EVERY so often there occurs a contest between two British greats, one on the way up but not quite there, and the other an established great who is only just starting to slide.

From my youth I remember the March 1977 contest between Dave Boy Green and John H Stracey as a case in point. Stracey had done it all, a magnificent amateur, he had picked up the British and European welterweight titles in 1973 and 1974 respectively and then, in 1975, he travelled to Mexico City to beat the great Jose Napoles for the WBC title. This was the greatest victory – and upset – by a British boxer to win the world title on foreign soil since the war, and only repeated, in my view, by Lloyd Honeyghan in 1986 when beating Don Curry. Stracey lost his title to Carlos Palomino in 1976 and his fight with Green was his first since then.

Green, on the other hand, showed huge promise, but many thought that he was not yet ready for Stracey. How wrong they were and what a great fight resulted, with Green stopping the Bethnal Green man in the 10th.

I recently acquired some pictures of the 1941 contest between Eric Boon and Jack Kid Berg and, although Boon had become the British lightweight champion in 1938 and, like Green, was a young man showing great promise, many thought that matching him with Berg would be a mistake, especially at welterweight.

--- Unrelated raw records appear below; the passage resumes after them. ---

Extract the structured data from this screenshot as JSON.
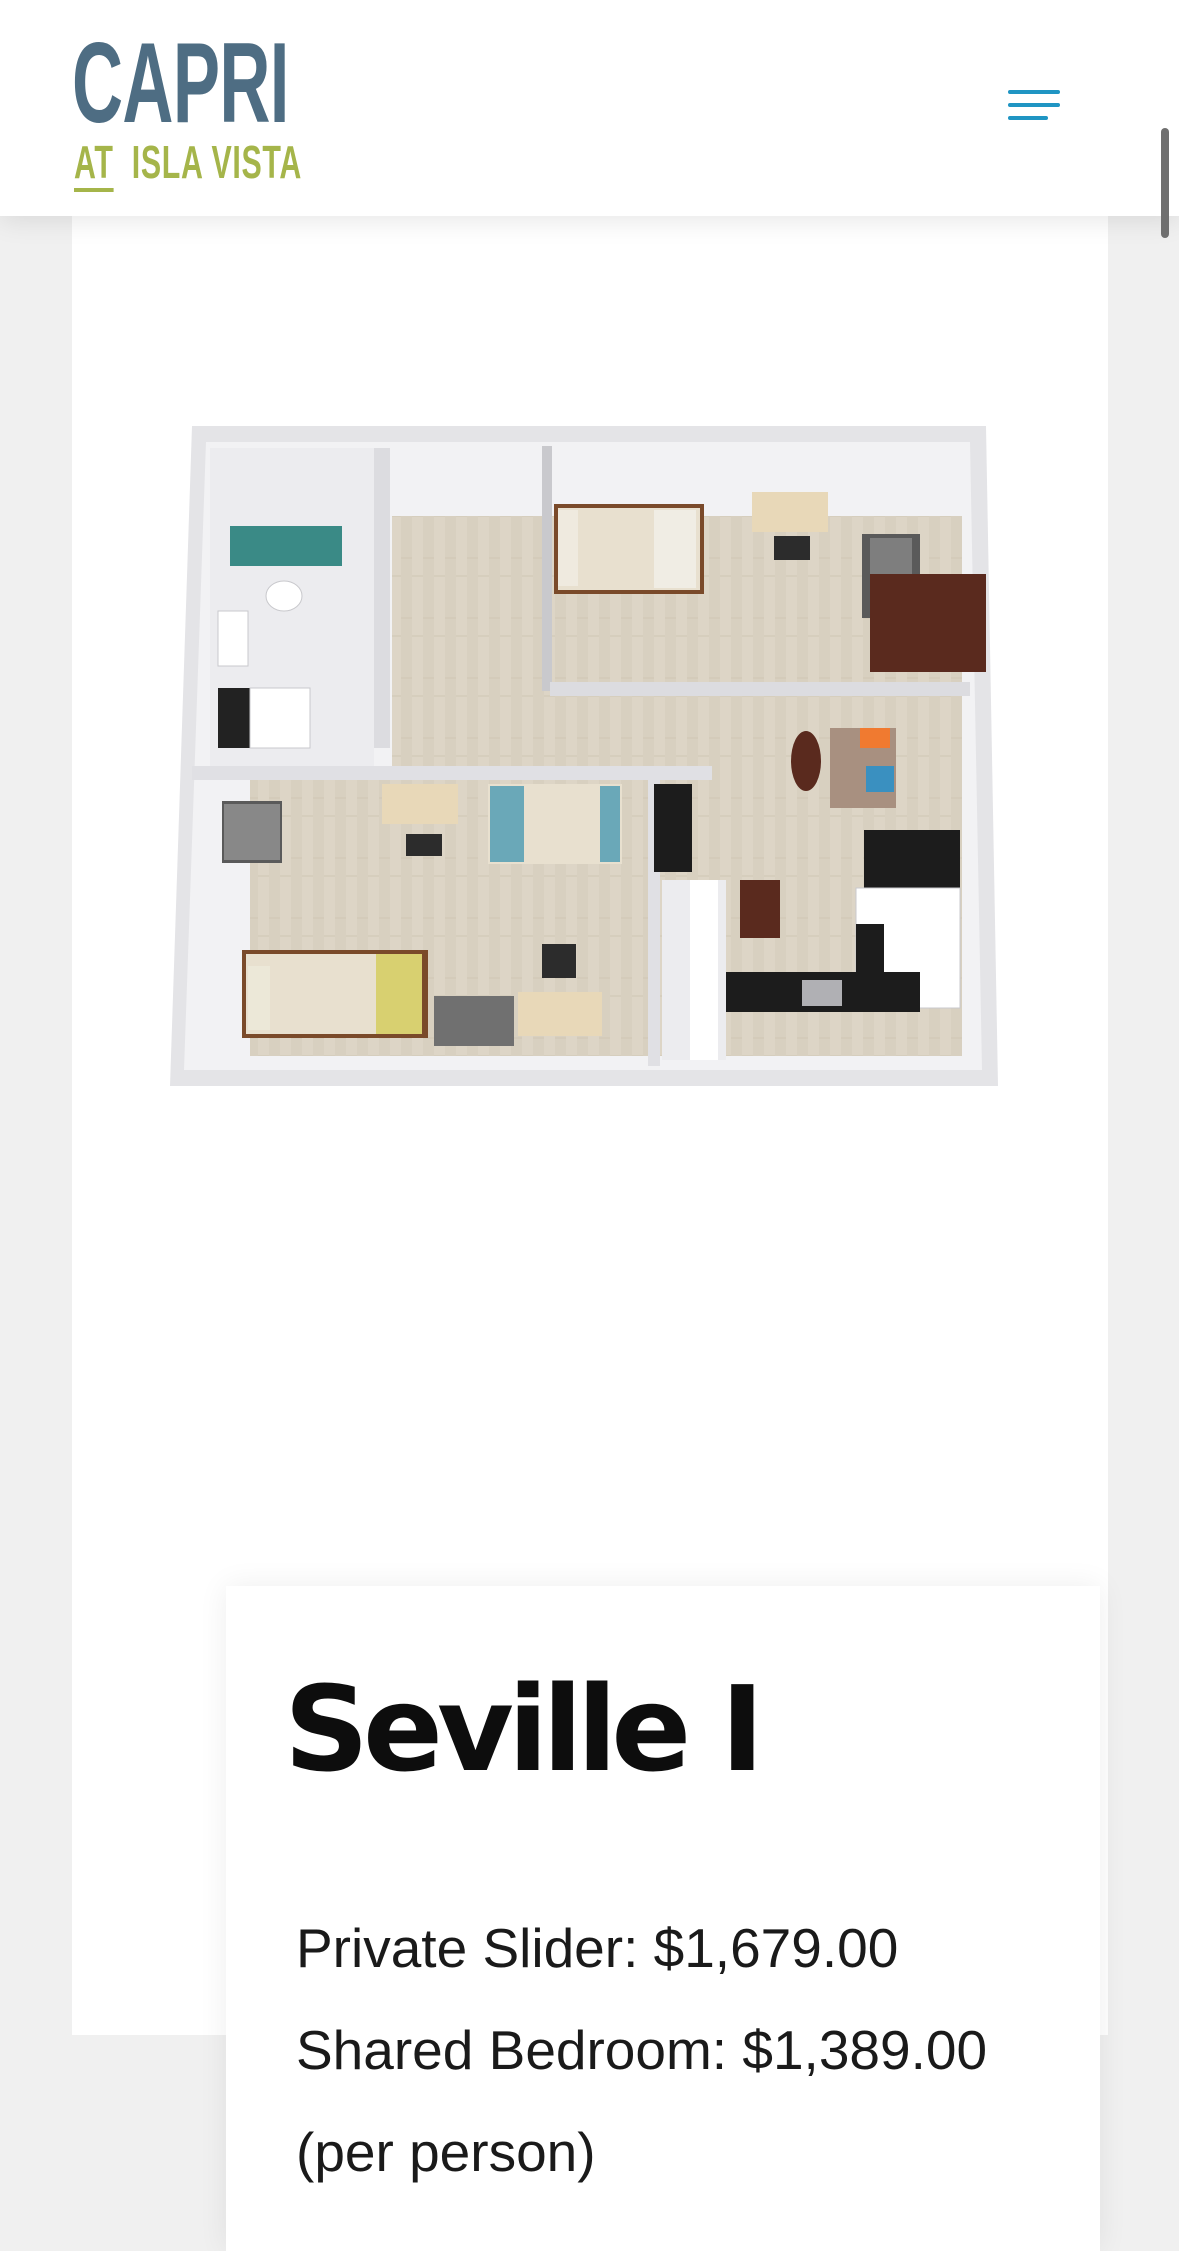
{
  "header": {
    "logo": {
      "line1": "CAPRI",
      "line2_part1": "AT",
      "line2_part2": "ISLA VISTA"
    },
    "menu_icon": "hamburger-menu-icon",
    "colors": {
      "logo_blue": "#4e6d83",
      "logo_green": "#a5b54a",
      "menu_blue": "#1f95c3"
    }
  },
  "floorplan": {
    "icon": "floor-plan-image"
  },
  "unit": {
    "title": "Seville I",
    "private_slider": "Private Slider: $1,679.00",
    "shared_bedroom": "Shared Bedroom: $1,389.00",
    "per_person": "(per person)"
  }
}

The two men had been due to meet in March 1940 at Earls Court, but Boon withdrew from the contest at the last minute, leaving Berg to fight and beat a very late substitute in Eddie Ryan.  At the time, the promoter, Sydney Hulls, along with Jack Solomons, was in dispute with the Board and did not hold a licence.

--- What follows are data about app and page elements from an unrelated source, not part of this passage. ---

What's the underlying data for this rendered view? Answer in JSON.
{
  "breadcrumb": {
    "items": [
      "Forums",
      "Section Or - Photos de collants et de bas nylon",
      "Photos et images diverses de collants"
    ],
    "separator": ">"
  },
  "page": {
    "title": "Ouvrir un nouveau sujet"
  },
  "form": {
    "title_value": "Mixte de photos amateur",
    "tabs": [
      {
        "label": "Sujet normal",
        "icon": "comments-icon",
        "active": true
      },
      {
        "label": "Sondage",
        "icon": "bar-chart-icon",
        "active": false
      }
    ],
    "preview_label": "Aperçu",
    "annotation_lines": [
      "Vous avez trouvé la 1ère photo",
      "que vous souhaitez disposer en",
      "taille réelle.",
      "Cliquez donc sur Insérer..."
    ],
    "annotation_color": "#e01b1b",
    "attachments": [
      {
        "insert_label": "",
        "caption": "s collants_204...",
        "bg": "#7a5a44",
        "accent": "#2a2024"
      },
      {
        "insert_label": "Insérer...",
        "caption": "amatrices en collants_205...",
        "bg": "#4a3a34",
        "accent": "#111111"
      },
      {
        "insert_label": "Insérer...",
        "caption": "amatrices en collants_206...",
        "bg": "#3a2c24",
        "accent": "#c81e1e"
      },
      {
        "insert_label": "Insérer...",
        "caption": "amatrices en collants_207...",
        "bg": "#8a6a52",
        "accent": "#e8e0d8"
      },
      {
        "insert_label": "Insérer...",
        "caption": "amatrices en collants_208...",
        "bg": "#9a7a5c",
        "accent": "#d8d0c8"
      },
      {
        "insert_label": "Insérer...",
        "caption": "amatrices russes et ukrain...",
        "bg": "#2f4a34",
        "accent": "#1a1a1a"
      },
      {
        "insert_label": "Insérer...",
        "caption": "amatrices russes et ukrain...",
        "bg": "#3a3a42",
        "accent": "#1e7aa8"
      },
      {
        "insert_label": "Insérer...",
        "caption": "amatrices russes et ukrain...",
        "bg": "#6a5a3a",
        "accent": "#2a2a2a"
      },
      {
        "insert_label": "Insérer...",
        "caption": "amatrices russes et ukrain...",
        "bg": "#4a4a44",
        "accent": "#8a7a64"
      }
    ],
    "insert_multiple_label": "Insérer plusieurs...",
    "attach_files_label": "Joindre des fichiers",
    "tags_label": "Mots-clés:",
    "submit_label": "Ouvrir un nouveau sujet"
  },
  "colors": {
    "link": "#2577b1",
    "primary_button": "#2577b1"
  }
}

Hulls was London’s leading promoter at that time, but despite this the Board could not allow one of their champions to box for him on an unlicenced show.  Boon was warned off.   Intriguingly, in reporting Boon’s withdrawal, BN stated that “Over the weekend the game fairly bristled with rumours.  The most fantastic stories were being circulated about gangsterism, legal actions etc. This is the sort of thing that is killing the game.” It was ever thus!

When the two men did finally meet, on 21 April 1941 at the Coliseum in Charing Cross, it was under the same promoter.  Hulls had resolved his differences with the Board and was licenced once again.

BN reported it as being the “Best Fight of the Year” and stated that “Berg will have experience on his side, but Boon will have youth, and it seems to us that the last-named quality should prevail.”  Berg, at 31, was 10 years older than Boon, and, like Stracey, was an ex-world champion who had achieved everything there was to achieve in the game. He had boxed extensively in the States where he had won his title. He returned to the UK from his most recent tour in 1939, after the declaration of war, and had joined the RAF. He had also won all 11 of his UK contests and fancied his chances against the youngster.

What a disappointment the contest proved to be.  In front of a packed house, BN reported that “Boon has never before quite had anyone like Berg to deal with, and it was plain to all that the fast, two-handed hitting from all angles at close quarters completely nonplussed him. Chased around the ring, bumped, tied up, and stung with punches that apparently came from nowhere, Boon began hitting out recklessly, with dire consequences. The first low blow hurt Berg, but did not disable him, the second drew a storm of disapproval from the spectators, and the third sent Jack rolling in the resin, and brought about the instant disqualification of the culprit.”

It was Berg’s last major victory.  Like Green, Boon never became the world champion.